** Task instructions **
Quote all entries in full, exactly.

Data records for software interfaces
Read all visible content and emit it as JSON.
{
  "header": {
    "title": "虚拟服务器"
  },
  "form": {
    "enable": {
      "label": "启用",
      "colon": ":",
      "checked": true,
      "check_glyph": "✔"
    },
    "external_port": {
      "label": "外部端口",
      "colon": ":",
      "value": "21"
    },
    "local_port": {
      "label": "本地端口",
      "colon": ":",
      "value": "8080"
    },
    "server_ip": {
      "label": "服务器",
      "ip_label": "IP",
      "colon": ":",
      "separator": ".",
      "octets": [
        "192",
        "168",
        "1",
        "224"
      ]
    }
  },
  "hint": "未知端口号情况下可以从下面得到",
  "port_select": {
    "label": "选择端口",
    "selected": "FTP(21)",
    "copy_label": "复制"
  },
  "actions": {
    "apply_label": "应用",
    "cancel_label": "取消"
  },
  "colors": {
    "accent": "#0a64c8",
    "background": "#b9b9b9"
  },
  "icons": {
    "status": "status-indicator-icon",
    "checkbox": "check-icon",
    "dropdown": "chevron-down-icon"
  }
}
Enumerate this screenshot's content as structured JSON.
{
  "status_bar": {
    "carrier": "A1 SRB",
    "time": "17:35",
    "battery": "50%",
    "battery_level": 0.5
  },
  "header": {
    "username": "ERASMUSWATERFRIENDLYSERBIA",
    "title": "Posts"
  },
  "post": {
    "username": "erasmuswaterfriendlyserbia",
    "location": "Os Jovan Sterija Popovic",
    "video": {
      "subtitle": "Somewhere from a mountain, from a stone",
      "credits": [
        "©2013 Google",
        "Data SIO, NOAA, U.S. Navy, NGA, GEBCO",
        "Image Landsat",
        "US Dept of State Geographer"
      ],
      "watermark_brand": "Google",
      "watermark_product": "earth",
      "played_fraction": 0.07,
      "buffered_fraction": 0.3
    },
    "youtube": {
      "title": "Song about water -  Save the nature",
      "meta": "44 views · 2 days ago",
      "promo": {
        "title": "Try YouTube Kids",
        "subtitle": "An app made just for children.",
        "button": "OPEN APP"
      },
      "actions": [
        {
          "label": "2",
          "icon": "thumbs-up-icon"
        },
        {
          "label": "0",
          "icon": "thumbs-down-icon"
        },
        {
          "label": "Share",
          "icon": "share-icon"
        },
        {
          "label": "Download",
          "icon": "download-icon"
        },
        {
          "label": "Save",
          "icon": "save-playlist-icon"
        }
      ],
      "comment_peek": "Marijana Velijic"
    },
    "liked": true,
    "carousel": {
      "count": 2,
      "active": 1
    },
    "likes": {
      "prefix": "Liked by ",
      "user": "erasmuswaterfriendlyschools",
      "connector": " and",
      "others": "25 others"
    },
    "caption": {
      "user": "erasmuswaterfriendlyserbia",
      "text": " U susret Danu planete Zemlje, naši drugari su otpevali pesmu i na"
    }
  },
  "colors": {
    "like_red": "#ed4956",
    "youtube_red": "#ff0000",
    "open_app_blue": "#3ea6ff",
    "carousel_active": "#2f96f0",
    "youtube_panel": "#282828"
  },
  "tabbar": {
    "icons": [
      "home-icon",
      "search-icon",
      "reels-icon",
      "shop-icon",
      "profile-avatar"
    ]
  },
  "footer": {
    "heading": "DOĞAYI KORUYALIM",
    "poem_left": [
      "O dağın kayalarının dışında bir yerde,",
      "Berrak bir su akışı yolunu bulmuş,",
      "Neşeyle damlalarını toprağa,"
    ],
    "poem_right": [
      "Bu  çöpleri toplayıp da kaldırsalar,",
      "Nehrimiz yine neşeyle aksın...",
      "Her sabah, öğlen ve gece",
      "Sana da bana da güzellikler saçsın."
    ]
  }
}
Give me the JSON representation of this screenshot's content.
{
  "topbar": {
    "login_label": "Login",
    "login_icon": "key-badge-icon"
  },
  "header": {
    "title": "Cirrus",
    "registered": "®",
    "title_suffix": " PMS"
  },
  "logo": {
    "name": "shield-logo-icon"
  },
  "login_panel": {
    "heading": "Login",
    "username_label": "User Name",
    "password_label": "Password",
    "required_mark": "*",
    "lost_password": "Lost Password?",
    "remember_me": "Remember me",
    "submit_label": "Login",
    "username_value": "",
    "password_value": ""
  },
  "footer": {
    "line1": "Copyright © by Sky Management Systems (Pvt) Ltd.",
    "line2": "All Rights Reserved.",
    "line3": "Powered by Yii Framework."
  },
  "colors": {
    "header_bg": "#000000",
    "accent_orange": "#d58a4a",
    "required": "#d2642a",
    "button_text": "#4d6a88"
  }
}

** Task output **
Read all visible content and emit it as JSON.
{
  "header": {
    "title": "虚拟服务器"
  },
  "form": {
    "enable": {
      "label": "启用",
      "colon": ":",
      "checked": true,
      "check_glyph": "✔"
    },
    "external_port": {
      "label": "外部端口",
      "colon": ":",
      "value": "21"
    },
    "local_port": {
      "label": "本地端口",
      "colon": ":",
      "value": "8080"
    },
    "server_ip": {
      "label": "服务器",
      "ip_label": "IP",
      "colon": ":",
      "separator": ".",
      "octets": [
        "192",
        "168",
        "1",
        "224"
      ]
    }
  },
  "hint": "未知端口号情况下可以从下面得到",
  "port_select": {
    "label": "选择端口",
    "selected": "FTP(21)",
    "copy_label": "复制"
  },
  "actions": {
    "apply_label": "应用",
    "cancel_label": "取消"
  },
  "colors": {
    "accent": "#0a64c8",
    "background": "#b9b9b9"
  },
  "icons": {
    "status": "status-indicator-icon",
    "checkbox": "check-icon",
    "dropdown": "chevron-down-icon"
  }
}
Enumerate this screenshot's content as structured JSON.
{
  "status_bar": {
    "carrier": "A1 SRB",
    "time": "17:35",
    "battery": "50%",
    "battery_level": 0.5
  },
  "header": {
    "username": "ERASMUSWATERFRIENDLYSERBIA",
    "title": "Posts"
  },
  "post": {
    "username": "erasmuswaterfriendlyserbia",
    "location": "Os Jovan Sterija Popovic",
    "video": {
      "subtitle": "Somewhere from a mountain, from a stone",
      "credits": [
        "©2013 Google",
        "Data SIO, NOAA, U.S. Navy, NGA, GEBCO",
        "Image Landsat",
        "US Dept of State Geographer"
      ],
      "watermark_brand": "Google",
      "watermark_product": "earth",
      "played_fraction": 0.07,
      "buffered_fraction": 0.3
    },
    "youtube": {
      "title": "Song about water -  Save the nature",
      "meta": "44 views · 2 days ago",
      "promo": {
        "title": "Try YouTube Kids",
        "subtitle": "An app made just for children.",
        "button": "OPEN APP"
      },
      "actions": [
        {
          "label": "2",
          "icon": "thumbs-up-icon"
        },
        {
          "label": "0",
          "icon": "thumbs-down-icon"
        },
        {
          "label": "Share",
          "icon": "share-icon"
        },
        {
          "label": "Download",
          "icon": "download-icon"
        },
        {
          "label": "Save",
          "icon": "save-playlist-icon"
        }
      ],
      "comment_peek": "Marijana Velijic"
    },
    "liked": true,
    "carousel": {
      "count": 2,
      "active": 1
    },
    "likes": {
      "prefix": "Liked by ",
      "user": "erasmuswaterfriendlyschools",
      "connector": " and",
      "others": "25 others"
    },
    "caption": {
      "user": "erasmuswaterfriendlyserbia",
      "text": " U susret Danu planete Zemlje, naši drugari su otpevali pesmu i na"
    }
  },
  "colors": {
    "like_red": "#ed4956",
    "youtube_red": "#ff0000",
    "open_app_blue": "#3ea6ff",
    "carousel_active": "#2f96f0",
    "youtube_panel": "#282828"
  },
  "tabbar": {
    "icons": [
      "home-icon",
      "search-icon",
      "reels-icon",
      "shop-icon",
      "profile-avatar"
    ]
  },
  "footer": {
    "heading": "DOĞAYI KORUYALIM",
    "poem_left": [
      "O dağın kayalarının dışında bir yerde,",
      "Berrak bir su akışı yolunu bulmuş,",
      "Neşeyle damlalarını toprağa,"
    ],
    "poem_right": [
      "Bu  çöpleri toplayıp da kaldırsalar,",
      "Nehrimiz yine neşeyle aksın...",
      "Her sabah, öğlen ve gece",
      "Sana da bana da güzellikler saçsın."
    ]
  }
}
Give me the JSON representation of this screenshot's content.
{
  "topbar": {
    "login_label": "Login",
    "login_icon": "key-badge-icon"
  },
  "header": {
    "title": "Cirrus",
    "registered": "®",
    "title_suffix": " PMS"
  },
  "logo": {
    "name": "shield-logo-icon"
  },
  "login_panel": {
    "heading": "Login",
    "username_label": "User Name",
    "password_label": "Password",
    "required_mark": "*",
    "lost_password": "Lost Password?",
    "remember_me": "Remember me",
    "submit_label": "Login",
    "username_value": "",
    "password_value": ""
  },
  "footer": {
    "line1": "Copyright © by Sky Management Systems (Pvt) Ltd.",
    "line2": "All Rights Reserved.",
    "line3": "Powered by Yii Framework."
  },
  "colors": {
    "header_bg": "#000000",
    "accent_orange": "#d58a4a",
    "required": "#d2642a",
    "button_text": "#4d6a88"
  }
}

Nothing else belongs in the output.